Named for a popular Irish jig and referencing a major music festival held each year in the village in County Clare, the book proves de Lint's ability to switch genres and still tell a good tale. He never loses his voice in this book, so I never forgot whose words I was reading - and yet, oddly, I never really missed the touches of magic so common in de Lint's stories, so engrossing is the plot and so intriguing are the characters. While I hope de Lint never abandons his magical world entirely, I would certainly enjoy reading more from him in this vein, as well as the horror genre he touched on so briefly in his trilogy of Samuel M. Key novels and a few early books such as Mulengro.
Green Man Review:
Despite the name on the title page, this book does not read anything like a Charles de Lint novel. Sure, the usual suspects are all here: Celtic music, unsavory characters with hearts of gold, exploited teens and homeless people haunting the fringes of society. There is no magic, however, or at least no outright mythic or supernatural elements. Even so, all the ingredients are here for another intimate de Lint tale of societal outcasts finding the strength in each other to overcome the trials the cold, cruel world throws at them.

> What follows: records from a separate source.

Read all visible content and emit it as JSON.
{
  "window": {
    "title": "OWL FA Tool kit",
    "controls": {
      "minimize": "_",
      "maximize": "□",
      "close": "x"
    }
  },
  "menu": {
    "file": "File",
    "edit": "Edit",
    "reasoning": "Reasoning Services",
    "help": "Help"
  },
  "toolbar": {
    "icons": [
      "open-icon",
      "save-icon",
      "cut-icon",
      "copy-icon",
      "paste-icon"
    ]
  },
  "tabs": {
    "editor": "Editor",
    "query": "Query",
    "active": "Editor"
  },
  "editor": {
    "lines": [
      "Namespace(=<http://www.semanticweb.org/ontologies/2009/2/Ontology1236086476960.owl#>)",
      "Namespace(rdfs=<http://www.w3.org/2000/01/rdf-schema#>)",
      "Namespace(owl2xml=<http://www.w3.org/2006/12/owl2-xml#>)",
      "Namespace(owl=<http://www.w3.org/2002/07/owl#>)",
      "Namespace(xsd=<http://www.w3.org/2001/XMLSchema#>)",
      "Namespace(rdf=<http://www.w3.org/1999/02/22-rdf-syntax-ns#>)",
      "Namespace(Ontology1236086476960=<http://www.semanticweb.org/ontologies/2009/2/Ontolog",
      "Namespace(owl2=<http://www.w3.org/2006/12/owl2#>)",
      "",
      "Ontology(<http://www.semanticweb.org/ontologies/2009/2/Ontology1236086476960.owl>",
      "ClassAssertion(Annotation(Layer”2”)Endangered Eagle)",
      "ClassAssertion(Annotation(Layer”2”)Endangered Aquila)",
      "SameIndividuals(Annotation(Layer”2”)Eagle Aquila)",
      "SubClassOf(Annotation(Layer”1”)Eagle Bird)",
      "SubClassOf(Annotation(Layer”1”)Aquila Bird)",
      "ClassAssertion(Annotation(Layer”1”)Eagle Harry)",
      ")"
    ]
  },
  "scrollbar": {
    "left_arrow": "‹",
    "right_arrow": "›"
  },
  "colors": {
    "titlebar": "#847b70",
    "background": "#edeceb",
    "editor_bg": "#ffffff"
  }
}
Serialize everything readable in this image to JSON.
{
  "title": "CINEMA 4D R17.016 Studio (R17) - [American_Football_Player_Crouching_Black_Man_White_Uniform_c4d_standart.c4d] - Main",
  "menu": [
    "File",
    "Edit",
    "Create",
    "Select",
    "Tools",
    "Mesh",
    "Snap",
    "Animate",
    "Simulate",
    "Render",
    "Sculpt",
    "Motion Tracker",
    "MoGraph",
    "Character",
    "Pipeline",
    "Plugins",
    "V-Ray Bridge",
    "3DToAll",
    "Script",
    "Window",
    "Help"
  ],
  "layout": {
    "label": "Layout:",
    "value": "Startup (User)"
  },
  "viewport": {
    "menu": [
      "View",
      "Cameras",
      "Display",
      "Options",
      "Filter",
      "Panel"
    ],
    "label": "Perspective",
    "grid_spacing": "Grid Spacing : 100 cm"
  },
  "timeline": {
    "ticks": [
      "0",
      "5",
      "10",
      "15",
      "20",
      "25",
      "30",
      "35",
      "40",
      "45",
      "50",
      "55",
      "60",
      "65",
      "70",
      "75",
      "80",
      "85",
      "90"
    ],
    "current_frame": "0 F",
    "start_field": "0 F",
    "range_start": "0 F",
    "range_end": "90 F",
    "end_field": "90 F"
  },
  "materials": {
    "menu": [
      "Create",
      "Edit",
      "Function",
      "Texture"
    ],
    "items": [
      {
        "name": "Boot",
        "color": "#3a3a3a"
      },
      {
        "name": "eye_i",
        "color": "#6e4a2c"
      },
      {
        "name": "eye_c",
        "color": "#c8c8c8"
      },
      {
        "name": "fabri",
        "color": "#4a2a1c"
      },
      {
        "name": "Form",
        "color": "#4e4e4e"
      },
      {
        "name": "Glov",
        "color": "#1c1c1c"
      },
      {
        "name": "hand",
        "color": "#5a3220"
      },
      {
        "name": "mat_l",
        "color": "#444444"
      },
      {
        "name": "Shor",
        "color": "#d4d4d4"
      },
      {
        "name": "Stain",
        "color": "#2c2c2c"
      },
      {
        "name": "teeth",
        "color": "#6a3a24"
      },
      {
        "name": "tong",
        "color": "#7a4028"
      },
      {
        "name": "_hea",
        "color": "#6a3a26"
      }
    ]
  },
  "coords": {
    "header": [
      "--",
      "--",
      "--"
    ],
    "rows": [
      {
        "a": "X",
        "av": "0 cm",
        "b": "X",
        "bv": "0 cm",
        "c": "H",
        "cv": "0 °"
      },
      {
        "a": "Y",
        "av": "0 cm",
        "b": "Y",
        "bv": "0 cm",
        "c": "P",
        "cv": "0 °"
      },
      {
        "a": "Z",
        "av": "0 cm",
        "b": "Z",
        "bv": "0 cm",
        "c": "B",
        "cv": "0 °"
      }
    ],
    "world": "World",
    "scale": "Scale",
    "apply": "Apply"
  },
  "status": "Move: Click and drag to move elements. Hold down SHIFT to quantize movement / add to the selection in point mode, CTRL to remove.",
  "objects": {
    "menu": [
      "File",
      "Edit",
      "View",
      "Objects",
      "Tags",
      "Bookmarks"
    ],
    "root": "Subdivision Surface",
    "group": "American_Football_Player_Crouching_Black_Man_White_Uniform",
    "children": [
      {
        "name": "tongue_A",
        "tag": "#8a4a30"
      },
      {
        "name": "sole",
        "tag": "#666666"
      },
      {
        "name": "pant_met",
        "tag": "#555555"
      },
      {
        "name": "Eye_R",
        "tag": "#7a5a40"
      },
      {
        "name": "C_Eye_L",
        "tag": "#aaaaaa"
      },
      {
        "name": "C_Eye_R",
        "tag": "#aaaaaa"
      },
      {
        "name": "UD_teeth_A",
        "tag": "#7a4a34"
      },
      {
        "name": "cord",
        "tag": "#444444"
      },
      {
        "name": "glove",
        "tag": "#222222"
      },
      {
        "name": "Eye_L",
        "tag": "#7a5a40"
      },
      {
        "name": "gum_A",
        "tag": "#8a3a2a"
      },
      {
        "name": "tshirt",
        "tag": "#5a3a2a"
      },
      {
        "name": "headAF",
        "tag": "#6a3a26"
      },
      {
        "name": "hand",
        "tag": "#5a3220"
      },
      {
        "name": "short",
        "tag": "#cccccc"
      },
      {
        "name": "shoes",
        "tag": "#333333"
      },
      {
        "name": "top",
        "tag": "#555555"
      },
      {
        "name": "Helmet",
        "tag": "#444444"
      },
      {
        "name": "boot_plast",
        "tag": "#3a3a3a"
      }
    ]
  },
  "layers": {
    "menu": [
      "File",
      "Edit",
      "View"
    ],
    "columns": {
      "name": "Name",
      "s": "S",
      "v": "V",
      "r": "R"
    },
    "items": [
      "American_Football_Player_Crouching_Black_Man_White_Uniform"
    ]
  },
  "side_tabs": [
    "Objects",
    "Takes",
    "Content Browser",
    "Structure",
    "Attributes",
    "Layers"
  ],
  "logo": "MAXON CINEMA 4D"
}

The premise is simple enough. Ottawa private investigator Jevon "Jake" Swann accepts a case from a distraught Toronto father who's desperate to find his runaway teenage daughter. Reluctantly, Jake delves into the Ottawa runaway scene of wannabe-punkers and the cheap sex and drugs that comes with it, and quickly learns that the missing teen may not be quite the innocent her father believes she is. Then, to complicate matters significantly, Jake's fiddle-playing best friend and potential amour, Sammy Ward, is savagely beaten and raped. That the shattered Sammy insists her attacker was a cop, well, that's just the way Jake's luck seems to be going these days. That's just the kind of setup de Lint excels at, having tackled similar themes and dangers in the pages of Angel of Darkness and Greenmantle.
Lisdoonvarna is an exciting read, and a fast read. Make that an exceedingly fast read. The story rockets along at breakneck pace, and the chapters fly by in a rush. It's a roller-coaster ride filled with betrayal and plot twists, with de Lint only letting the reader up for air at brief intervals. This is de Lint's first foray into the genre… written the better part of 15 years ago while he was still familiarizing himself with his fantasy worlds. Were he to come out firing on all cylinders with a book that would remake the hard-boiled detective genre, well, I could only conclude that his career took a vastly wrong turn way back when.
What we have, instead, is a fun detective novel perfect for the beach, park or anywhere else; lazy summer days beg for easy reading. While de Lint fans will probably never rank Lisdoonvarna up there with Moonheart or Memory and Dream, it's still a welcome break to see the author stretch beyond his overly familiar Newford environs and try something new. Had he followed this muse more aggressively, there is no telling what strange and interesting places he may have taken us.